Yep, that’s right. All of you Brian and Iris fans who were kind enough to leave reviews and were begging for a sequel; it’s finally here! Well, almost. I finished the first draft, edited through it, had a beta reader look at it, and then went through another round of edits. It’s as polished as I can make it. I emailed my publisher about it. Now, all I can do is wait for instructions. Crazy, right? I still can’t quite believe it. In October, I Dare You to Love Me will have been published for a year and now it might have a sequel before the end of 2018!

It’s kind of funny because I never planned on writing a sequel for this particular book. I mean, I fantasized about doing it a few times, just because I love these characters and I had such a great time writing their story. But, because of that rule I have about writing sequels, I held off on actually writing one until I was sure I had an amazing plot that would be just as good if not better than the first. It took almost ten months, but I’m confident I’ve accomplished that.

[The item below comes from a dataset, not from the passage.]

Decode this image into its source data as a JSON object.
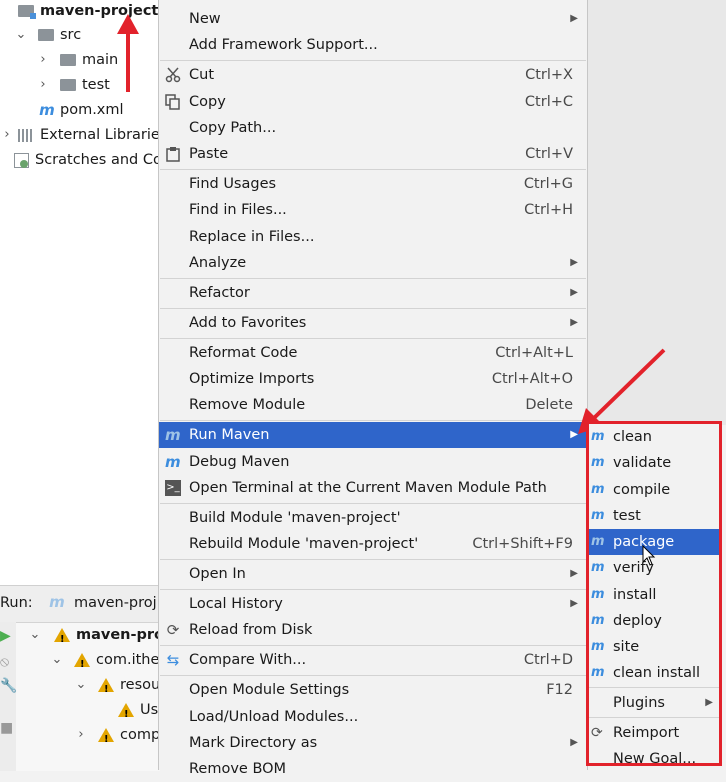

Here’s the blurb:

It’s been three years since Brian Royland was dared to take Iris Newman to the prom. They’ve managed to keep a strong long-distance relationship even while balancing college classes and jobs.

Around the same time of Brian’s impromptu marriage proposal, William Lexington comes back into Iris’ life with an opportunity to go on tour with a well-known rock band. There’s only one condition; he has to be reinstated as Angst’s bass guitarist. Despite her reservations, Iris can’t deny that this is a once-in-a-lifetime opportunity. So she puts her engagement on hold to fulfill her dream, with Brian’s blessing.

While the band’s on the road, discovering things about each other that they never wanted to know, the drama in Brian’s life escalates. Not only is he dealing with a competitive coworker, a biased boss, and a roommate who just can’t seem to take no for an answer, but then his long-lost mother decides she wants to fight for custody of Leah after all. Brian and Iris’ phone conversations get shorter the more time passes and the distance only grows wider. Things quickly spin out of control, to the point where both Brian and Iris start to wonder if their love is strong enough to withstand the new miles and obstacles that separate them.

I Dare You to Stay With Me is technically a new adult fiction novel because the main characters are twenty-one, but it still has a young adult feel. It’s fun while also tackling some hard subjects and shedding light on some pressures a lot of teenagers deal with. College students will definitely be able to relate, since Brian’s chapters focus on the stresses of going to school while also having a job. All in all, I think you guys are really going to enjoy this second installment to what I’m very tentatively calling The Dare Duo. It’s too soon to tell if there’s going to be a third book or not. I would love to, obviously, but I don’t know if I can whip up an even better plot than this one in the next year or so.

For right now, I think I’m just going to sit back and enjoy getting this second book published.

Stay tuned! More news to come.